Evangeline M. Mitchell was born in New Orleans, Louisiana and raised in Houston, Texas. She attended the DeBakey High School for Health Professions, and then graduated magna cum laude from Prairie View A&M University, a historically Black university near Houston. She went on to earn her doctorate of jurisprudence from the University of Iowa College of Law. At Iowa, she earned membership on the Iowa Law Review and chaired Phi Alpha Delta’’s Law-Related Education (LRE) Program. She studied international and comparative law abroad with the University of Iowa Bordeaux Summer Program (Arcachon, France) and participated in the London Law Consortium Semester Study Abroad Program (London, England) and in their British Legal Externship Program where she worked with a British barrister. She also spent a semester as a visiting student at the University of Houston Law Center. Additionally, she earned a master of education with a concentration in administration, planning and social policy from Harvard University.

Evangeline’s varied work experience spans international secondary education, higher education, and law. Her most memorable work experience includes team teaching in various Japanese senior high schools and speaking at regional and national conferences on integrating multicultural education in the classroom through the Japan Exchange and Teaching (JET) Programme. A student of the Spanish language, she has studied Spanish and Mexican culture in homestay programs and at various institutions throughout Mexico including Academia Falcon Spanish Language Institute (Guanajuato, Guanajuato), Universidad Autónoma Benito Juárez de Oaxaca (Oaxaca, Oaxaca), and Universidad Nacional Autónoma de México (Distrito Federal, Ciudad de México). She taught English at the Instituto Londres (Tepeapulco, Hidalgo). Further, she participated in the Swarthmore College Black Cultural Center’s travel abroad program to several destinations throughout Ghana, West Africa.

Evangeline’s original plan was to pursue her doctorate degree at Harvard and then dedicate her professional career to working in higher education administration concentrating on international, diversity and multicultural issues, while remaining active in her passion to help future Black law students and providing pro bono legal service to those in underserved communities. However, she made the difficult and courageous decision to indefinitely postpone her plan to continue her education in order to follow her heart and fulfill her personal commitment to never forget what it felt like to want to become a lawyer and not have guidance or mentorship. She made a promise to herself as an undergraduate to hold onto a sense of social responsibility to always reach back. As a first-generation college and law school graduate, she felt strongly about the need to do more outreach and provide practical assistance to those who fully have the potential but were disadvantaged because they were not from college-educated families or who didn’t know lawyers, particularly African Americans. She wanted to help them to better understand and prepare for the very real challenges of pursuing a legal education and coping with the additional stresses of being Black in predominantly White law school and legal environments.
Therefore, Evangeline has spent the past several years as a mission-driven “social entrepreneur” dedicated to building the Black Pre-Law brand of products, events, and services centered on helping Blacks better understand the realities of law school and what it takes to become more excellent, strategic, and competitive law school applicants and law students.

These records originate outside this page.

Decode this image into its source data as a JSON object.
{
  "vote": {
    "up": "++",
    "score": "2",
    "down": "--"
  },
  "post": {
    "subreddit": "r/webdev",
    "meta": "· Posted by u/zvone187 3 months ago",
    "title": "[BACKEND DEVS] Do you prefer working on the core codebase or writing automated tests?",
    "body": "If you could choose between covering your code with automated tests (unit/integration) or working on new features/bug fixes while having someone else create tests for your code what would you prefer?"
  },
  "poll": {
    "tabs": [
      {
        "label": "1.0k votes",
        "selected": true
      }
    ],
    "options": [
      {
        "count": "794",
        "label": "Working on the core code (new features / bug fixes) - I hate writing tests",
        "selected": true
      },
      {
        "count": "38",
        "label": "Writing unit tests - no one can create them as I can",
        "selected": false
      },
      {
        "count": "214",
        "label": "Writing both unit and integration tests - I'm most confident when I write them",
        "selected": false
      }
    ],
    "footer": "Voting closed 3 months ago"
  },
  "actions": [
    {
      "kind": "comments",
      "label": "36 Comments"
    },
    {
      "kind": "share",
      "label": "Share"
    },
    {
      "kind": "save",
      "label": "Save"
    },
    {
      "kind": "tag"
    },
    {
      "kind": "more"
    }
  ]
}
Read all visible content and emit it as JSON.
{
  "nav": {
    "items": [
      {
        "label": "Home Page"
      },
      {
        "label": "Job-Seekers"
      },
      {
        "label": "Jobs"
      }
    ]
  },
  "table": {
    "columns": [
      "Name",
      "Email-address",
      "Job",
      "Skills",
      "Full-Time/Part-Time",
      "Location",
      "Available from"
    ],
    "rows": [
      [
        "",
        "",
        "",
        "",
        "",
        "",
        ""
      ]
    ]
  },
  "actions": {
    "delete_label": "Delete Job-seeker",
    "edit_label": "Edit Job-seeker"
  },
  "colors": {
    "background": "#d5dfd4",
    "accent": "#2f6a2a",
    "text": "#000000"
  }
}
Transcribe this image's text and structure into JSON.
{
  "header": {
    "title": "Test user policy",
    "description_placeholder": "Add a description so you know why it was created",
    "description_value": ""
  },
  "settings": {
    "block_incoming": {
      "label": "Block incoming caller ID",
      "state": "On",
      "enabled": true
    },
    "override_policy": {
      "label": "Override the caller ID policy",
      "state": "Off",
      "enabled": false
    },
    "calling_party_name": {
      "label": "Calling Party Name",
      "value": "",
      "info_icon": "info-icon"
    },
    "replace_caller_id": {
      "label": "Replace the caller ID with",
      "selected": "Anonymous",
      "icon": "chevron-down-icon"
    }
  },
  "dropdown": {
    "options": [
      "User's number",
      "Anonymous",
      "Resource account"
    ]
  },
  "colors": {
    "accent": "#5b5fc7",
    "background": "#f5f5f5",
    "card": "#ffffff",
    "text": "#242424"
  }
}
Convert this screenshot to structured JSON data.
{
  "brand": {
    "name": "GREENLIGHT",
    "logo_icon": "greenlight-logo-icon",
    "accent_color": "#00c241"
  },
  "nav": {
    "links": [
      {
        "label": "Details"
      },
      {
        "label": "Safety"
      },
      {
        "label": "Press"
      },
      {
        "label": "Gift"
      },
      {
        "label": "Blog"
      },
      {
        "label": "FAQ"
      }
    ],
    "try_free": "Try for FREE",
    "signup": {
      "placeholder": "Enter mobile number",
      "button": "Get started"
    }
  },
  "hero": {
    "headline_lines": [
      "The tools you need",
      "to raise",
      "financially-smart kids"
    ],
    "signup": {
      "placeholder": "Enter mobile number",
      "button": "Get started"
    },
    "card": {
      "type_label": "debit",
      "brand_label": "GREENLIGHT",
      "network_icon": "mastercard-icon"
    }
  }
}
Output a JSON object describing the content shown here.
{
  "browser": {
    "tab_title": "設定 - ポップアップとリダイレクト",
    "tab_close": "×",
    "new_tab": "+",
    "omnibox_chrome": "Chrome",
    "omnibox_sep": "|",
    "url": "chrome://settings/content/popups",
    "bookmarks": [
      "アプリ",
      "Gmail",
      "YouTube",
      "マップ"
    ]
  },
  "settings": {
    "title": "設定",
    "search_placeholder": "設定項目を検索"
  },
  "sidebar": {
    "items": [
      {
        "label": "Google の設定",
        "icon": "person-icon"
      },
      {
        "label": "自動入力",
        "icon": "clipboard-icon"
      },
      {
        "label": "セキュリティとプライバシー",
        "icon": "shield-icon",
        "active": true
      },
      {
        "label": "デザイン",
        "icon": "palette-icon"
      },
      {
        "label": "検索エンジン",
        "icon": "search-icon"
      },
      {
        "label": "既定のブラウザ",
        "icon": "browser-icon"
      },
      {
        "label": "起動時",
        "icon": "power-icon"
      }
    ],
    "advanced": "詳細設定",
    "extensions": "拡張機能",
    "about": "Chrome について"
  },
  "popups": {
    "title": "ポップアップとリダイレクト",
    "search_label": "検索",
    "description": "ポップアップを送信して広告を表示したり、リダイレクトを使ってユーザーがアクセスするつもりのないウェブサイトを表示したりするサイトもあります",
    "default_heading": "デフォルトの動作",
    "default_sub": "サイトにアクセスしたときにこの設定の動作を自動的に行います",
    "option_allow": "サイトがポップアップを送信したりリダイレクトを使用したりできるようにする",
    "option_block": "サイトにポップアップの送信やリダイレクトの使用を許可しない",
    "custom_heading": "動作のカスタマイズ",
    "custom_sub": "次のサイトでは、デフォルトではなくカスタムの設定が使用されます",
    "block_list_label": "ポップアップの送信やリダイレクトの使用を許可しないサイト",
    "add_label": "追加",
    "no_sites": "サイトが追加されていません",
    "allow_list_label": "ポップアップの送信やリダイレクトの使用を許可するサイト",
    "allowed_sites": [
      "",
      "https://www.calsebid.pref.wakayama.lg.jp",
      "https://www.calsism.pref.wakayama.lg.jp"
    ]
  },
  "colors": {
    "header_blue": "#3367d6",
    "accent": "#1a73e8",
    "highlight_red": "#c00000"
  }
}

Evangeline started her own publishing company, Hope’s Promise Publishing, the only niche publisher focused on creating and publishing accessible books geared specifically to aspiring Black lawyers. She has written and/or edited four books including The African American Pre-Law School Advice Guide, Profiles & Essays of Successful African American Law School Applicants, The African American Law School Survival Guide and Conquering the Bar Exam. She is currently working on several book projects including Conquer the LSAT!, African Americans and the Law School Experience, and 100 Successful African American Lawyers which all feature the advice of hundreds of Black law students and lawyers.

She also founded The National Black Pre-Law Conference and Law Fair (, a comprehensive national information-sharing and networking conference that has impacted over 1,000 aspiring law students nationwide. In addition, she founded Black Pre-Law Magazine (, the National Black Pre-Law Network (, and the National HBCU Pre-Law Project ( A budding filmmaker and producer, her video/film projects in the works include African Americans and the Law School Experience and The Black Lawyers Legacy Project (
She began work on her first book project, interviewing and shooting video footage of the experiences of classmates, and talking to high school students about the path to law school while she was still a law student.

Prior to her recent efforts, she created and advised the National Association of Future Black Law Students, ran an e-mail mentorship program that linked pre-law students with attorney mentors, and started an informational website called For Future Black Law Students: Information and Support Network.

Evangeline is a licensed attorney, certified mediator, speaker/trainer, and strategic planning coach. She is a fellow of the Texas Bar Foundation, a two-time Houston Bar Association Equal Access Champion (for dedicated pro bono legal service), and a Harvard University alumna interviewer. She serves on the boards for nonprofit organizations including the National Association of Black Female Entrepreneurs (an organization which encourages and supports Black female entrepreneurship), the Manhood Achievement Network (an organization focused on providing positive role models and mentorship to Black teens), and Civic Frame (an organization that uses media arts to incite discussion on important social issues). She is a member of several bar and business associations. She is also leading efforts to encourage national and global community service.

She is married to her best friend Michael Means, and has two young children: a daughter, Nyla (four years old), and a son, Michael II (one year old).

Evangeline’’s favorite hobby is traveling nationally and internationally and learning about the culture, history, and people of the places she visits. She wants her legacy to be that of a loving wife and mother, a caring mentor, a “world citizen” committed to doing international mission work, and a lifelong learner who cared deeply about helping others, and who contributed significantly to assisting African Americans with college, law school, and entrepreneurial aspirations. For Evangeline, true success is measured not only by her own personal accomplishments – but by service – the lives she can touch, and the people she can help empower so that they can achieve their goals. Evangeline can be reached via her website at